Introduction to Devised Theatre/Get to know you day
Students will demonstrate their ability to understand community and the ability to work together by participating in various activities and creating a definition of community.
A large space
Gather everyone in a circle to play Samurai. This game will help them get warmed up. Everyone stands in a circle. One person is chosen as a sensei. Everyone bows while making a ninja sound. The sensei points with both hands to another person while making a ninja sound. That person, on the second beat, makes a ninja sound while clasping their hands together in the air above their heads. On the third beat, the two people on either side of the second beat person karate chop inwards toward the person in the middle—with a ninja sound of course! This middle person now points to a new person in the circle and the game continues. If you get off beat or miss a beat, you are OUT.
STEP 1: Discussion- Tell the students that we will be starting a unit where we will be creating theatre. What is devised theatre? If they do not know explain that it is a form of theatre where the script originates not from a writer or writers, but from collaborative, usually improvisatory, work by a group of people. We will be creating theatre together. We will get the opportunity to share our devised piece with elementary school students. Keep in mind our audience as we make theatre. We will have to learn to work together, encourage one another and their ideas, problem solve keep an open mind, trust one another with our ideas etc. Before we do that we need to get to know each other better. Get to know everyone in the class, not just those you sit by. That is what we will be exploring today.
STEP 2: Group Instruction- Gather the students in a circle and conduct the next activity. This activity will help the group begin to focus and get used to being close to one another. To get them comfortable with one another and level the playing field.
Switching Places- In a group, depending on how large the group is it can be split into two, have an individual stand in the middle. The people on the outside make eye contact, and through non-verbal communication, they are to switch places. The individual in the center has the job of moving into one of the spots of the person switching. This process continues for about 10 min and then in the last minute, asks them to make as many switches as possible.
STEP 3: Group Practice- These next set of activities are for the students to get to know each other and break the ice a bit more.
Group walk the space- try to keep the whole group in your sight, don’t turn your back to anyone. At any point someone can stop and the whole group must try to stop with them. This game continues while another starts:
Affinity Groups: place yourself in groups without talking based on what you’re wearing on top. Combine two or three of those groups. Make sure you know each other’s names. Place yourself in groups based on what you’re wearing on bottom. Repeat by splitting into groups based on shoes. Repeat by splitting based on eye color.
Where I’m From- Whole group stands in a circle. Person in center finishes prompt, “Where I’m From”. Everyone who that prompt applies to must find a new spot in the circle. Whoever doesn’t find a new spot stands in center.
STEP 4: Transition- Discuss with the class what was that experience like for them? Did they learn new things about each other? What did they learn? What did they observe about people? What can be gained from this activity? Did you learn something about yourself? What?

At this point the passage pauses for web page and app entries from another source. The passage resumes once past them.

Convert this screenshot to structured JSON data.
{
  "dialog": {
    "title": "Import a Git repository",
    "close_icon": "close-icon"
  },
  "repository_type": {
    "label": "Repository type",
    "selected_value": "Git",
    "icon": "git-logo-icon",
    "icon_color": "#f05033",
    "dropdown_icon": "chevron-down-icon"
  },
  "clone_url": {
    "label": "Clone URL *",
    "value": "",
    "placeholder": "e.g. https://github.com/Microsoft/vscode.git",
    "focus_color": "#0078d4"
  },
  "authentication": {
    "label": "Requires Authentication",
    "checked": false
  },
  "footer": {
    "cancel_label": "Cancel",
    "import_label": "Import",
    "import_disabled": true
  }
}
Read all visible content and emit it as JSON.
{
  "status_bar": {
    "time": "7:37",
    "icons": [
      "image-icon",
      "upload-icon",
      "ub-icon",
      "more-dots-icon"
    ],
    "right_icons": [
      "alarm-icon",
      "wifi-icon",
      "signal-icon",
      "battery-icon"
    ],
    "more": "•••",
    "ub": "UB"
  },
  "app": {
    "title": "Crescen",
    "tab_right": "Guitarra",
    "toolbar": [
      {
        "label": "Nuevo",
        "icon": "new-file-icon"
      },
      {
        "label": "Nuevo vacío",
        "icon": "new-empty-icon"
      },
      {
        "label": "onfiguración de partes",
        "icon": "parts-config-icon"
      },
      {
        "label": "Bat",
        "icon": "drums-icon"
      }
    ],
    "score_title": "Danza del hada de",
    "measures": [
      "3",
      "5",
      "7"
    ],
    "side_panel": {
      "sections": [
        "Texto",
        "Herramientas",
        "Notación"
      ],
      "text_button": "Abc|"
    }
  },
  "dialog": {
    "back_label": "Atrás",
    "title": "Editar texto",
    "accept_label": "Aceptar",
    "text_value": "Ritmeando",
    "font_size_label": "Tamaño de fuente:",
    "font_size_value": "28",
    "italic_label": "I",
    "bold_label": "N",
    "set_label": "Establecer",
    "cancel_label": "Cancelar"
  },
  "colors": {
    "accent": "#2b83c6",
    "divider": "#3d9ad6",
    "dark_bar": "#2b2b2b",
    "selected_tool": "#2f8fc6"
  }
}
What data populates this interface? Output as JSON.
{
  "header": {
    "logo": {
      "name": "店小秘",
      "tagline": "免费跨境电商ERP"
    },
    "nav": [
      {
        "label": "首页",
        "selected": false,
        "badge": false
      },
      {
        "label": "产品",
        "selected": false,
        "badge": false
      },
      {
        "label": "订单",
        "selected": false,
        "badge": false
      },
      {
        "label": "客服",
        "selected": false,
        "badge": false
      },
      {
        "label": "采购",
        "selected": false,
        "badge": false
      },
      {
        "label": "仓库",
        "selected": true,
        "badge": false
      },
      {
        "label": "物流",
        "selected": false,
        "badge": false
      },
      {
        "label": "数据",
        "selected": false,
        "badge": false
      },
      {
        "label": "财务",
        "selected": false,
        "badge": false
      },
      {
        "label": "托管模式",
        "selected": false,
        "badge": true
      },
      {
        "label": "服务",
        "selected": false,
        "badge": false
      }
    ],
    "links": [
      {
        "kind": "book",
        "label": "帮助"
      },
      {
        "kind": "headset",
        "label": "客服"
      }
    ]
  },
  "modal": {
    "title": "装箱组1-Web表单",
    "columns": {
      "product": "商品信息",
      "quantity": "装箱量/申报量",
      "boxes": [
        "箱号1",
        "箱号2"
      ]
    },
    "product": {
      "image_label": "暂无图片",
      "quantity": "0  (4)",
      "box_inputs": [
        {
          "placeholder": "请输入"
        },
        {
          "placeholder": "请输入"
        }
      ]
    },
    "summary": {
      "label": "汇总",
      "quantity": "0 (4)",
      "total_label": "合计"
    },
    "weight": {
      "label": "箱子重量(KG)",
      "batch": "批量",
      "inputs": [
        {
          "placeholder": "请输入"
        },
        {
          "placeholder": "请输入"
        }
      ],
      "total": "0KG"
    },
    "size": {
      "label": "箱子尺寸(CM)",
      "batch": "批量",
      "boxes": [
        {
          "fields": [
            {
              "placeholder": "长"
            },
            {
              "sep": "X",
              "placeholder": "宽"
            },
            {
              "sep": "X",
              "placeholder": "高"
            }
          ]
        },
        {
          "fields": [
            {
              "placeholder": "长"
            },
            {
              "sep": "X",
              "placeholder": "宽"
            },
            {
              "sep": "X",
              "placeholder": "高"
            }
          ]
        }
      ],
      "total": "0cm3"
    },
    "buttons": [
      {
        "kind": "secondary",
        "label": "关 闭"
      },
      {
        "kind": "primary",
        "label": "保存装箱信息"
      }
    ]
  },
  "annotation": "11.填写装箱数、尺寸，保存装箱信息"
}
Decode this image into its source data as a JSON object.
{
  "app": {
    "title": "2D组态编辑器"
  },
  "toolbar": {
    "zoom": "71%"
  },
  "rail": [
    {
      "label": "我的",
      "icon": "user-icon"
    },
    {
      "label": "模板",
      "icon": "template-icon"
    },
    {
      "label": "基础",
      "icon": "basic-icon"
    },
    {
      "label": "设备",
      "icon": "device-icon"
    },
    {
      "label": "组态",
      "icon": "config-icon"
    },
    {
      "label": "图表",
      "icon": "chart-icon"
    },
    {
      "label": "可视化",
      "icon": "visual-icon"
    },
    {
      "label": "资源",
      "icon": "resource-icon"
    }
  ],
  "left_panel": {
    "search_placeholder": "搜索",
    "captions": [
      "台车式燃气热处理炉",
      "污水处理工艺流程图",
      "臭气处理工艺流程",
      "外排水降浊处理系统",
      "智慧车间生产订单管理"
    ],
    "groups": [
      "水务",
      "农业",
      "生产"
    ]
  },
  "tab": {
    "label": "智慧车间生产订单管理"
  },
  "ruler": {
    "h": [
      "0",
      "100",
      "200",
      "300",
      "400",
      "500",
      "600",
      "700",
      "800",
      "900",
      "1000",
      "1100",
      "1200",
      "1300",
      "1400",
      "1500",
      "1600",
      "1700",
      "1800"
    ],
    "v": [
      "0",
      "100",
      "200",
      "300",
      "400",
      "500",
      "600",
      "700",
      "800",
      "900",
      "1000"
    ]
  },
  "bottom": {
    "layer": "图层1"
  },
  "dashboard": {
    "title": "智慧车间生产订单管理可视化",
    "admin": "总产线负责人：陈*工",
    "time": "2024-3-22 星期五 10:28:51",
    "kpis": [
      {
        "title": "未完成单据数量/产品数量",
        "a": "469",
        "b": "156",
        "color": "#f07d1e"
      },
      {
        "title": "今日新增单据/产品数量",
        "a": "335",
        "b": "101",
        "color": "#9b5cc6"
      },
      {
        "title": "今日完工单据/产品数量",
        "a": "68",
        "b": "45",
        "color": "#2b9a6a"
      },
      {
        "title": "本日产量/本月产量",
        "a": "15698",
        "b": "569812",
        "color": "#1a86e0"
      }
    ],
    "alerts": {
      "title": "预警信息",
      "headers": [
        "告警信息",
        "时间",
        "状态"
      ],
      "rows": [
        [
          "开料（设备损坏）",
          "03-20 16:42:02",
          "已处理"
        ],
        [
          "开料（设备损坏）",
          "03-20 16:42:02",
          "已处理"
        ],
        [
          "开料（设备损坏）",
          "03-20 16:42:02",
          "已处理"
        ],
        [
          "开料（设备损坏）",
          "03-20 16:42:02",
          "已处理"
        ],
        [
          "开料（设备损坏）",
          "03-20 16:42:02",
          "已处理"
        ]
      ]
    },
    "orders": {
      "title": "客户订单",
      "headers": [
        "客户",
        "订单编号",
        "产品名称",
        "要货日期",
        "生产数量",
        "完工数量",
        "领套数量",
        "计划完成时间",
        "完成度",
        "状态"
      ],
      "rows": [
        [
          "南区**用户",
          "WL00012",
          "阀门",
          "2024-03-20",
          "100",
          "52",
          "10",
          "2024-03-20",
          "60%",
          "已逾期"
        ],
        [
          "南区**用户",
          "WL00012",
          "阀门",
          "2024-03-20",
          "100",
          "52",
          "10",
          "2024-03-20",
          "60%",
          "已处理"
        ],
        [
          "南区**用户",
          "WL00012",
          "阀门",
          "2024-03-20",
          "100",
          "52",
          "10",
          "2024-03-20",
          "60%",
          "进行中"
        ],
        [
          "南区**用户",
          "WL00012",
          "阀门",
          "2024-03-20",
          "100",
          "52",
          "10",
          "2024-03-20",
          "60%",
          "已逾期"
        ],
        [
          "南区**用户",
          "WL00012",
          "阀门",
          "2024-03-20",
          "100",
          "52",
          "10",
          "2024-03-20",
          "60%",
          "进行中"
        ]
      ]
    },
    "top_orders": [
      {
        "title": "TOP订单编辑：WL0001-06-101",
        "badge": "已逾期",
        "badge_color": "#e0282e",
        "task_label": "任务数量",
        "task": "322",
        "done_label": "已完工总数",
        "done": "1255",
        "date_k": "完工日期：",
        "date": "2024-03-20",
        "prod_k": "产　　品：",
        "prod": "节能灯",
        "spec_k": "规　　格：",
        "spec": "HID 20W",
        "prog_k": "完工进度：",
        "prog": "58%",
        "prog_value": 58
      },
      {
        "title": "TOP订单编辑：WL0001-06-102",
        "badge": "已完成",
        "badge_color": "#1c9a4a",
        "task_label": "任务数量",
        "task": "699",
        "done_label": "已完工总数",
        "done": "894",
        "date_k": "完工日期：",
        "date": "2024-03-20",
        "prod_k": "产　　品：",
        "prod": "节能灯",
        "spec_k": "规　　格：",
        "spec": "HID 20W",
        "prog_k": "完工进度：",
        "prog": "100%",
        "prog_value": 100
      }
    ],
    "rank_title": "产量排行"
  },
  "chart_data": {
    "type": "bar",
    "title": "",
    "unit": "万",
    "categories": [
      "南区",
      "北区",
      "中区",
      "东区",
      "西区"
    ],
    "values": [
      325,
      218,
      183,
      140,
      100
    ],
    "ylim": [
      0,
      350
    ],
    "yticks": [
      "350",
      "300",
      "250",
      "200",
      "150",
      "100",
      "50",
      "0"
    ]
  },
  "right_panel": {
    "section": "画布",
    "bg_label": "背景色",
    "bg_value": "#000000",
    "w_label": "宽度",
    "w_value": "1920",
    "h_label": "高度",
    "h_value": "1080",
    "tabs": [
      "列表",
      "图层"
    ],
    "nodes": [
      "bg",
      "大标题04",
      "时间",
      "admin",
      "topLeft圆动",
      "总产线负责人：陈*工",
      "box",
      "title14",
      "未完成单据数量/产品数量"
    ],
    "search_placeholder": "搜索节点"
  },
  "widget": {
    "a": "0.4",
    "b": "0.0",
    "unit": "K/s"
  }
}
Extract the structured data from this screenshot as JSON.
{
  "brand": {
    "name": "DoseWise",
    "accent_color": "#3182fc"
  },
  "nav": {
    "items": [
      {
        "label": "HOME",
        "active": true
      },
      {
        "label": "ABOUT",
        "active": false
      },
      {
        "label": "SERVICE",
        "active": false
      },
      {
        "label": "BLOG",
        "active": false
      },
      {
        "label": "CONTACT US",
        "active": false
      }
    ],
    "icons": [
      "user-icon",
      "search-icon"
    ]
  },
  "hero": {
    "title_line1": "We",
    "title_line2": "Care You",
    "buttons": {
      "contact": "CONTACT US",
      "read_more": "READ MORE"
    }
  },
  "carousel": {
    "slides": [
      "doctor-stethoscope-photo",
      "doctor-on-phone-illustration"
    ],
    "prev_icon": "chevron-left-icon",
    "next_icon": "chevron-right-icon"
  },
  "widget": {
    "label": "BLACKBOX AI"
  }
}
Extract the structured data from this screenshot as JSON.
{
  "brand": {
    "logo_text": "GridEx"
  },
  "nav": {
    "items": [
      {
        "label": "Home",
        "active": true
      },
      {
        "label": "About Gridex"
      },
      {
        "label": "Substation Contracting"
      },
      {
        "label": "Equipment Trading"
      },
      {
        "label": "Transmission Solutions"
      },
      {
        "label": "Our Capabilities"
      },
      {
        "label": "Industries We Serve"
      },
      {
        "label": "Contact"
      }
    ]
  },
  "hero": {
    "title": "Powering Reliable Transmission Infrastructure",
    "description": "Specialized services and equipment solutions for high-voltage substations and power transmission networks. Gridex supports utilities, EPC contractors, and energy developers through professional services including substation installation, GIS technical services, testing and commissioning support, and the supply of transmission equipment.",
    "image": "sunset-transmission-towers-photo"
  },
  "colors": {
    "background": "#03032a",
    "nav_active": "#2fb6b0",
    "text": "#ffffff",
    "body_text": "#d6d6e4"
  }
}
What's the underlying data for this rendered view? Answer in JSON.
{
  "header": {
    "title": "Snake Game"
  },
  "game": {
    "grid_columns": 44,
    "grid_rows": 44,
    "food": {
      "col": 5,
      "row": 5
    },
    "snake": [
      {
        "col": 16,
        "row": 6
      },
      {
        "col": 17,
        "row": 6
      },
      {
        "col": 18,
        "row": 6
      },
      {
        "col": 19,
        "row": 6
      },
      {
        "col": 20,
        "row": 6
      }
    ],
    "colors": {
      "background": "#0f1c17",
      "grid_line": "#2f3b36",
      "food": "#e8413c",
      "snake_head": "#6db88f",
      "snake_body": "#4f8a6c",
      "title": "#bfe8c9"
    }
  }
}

STEP 5: Group Practice- Gather the students back together and have them come up with a definition for community. You will use this definition throughout the next weeks as you create theatre together. First write the word community on a piece of paper and have them just shout out words that they think of when they see the word community. Then have them discuss what it means to them. A possible definition could be, “A group of people working toward a common goal.”
STEP 6: Group practice- Once the students have an established definition of community ask the students why community in this class is important. Ask them what is valuable about having community? Basically the students need to know if they don’t have community and they aren’t willing to work together they won’t be able to create theatre together.
They can be assessed by their definition of community. At the end of the lesson you want to the students to feel more comfortable around each other. They can also be assessed by their participation in the activities and the discussions.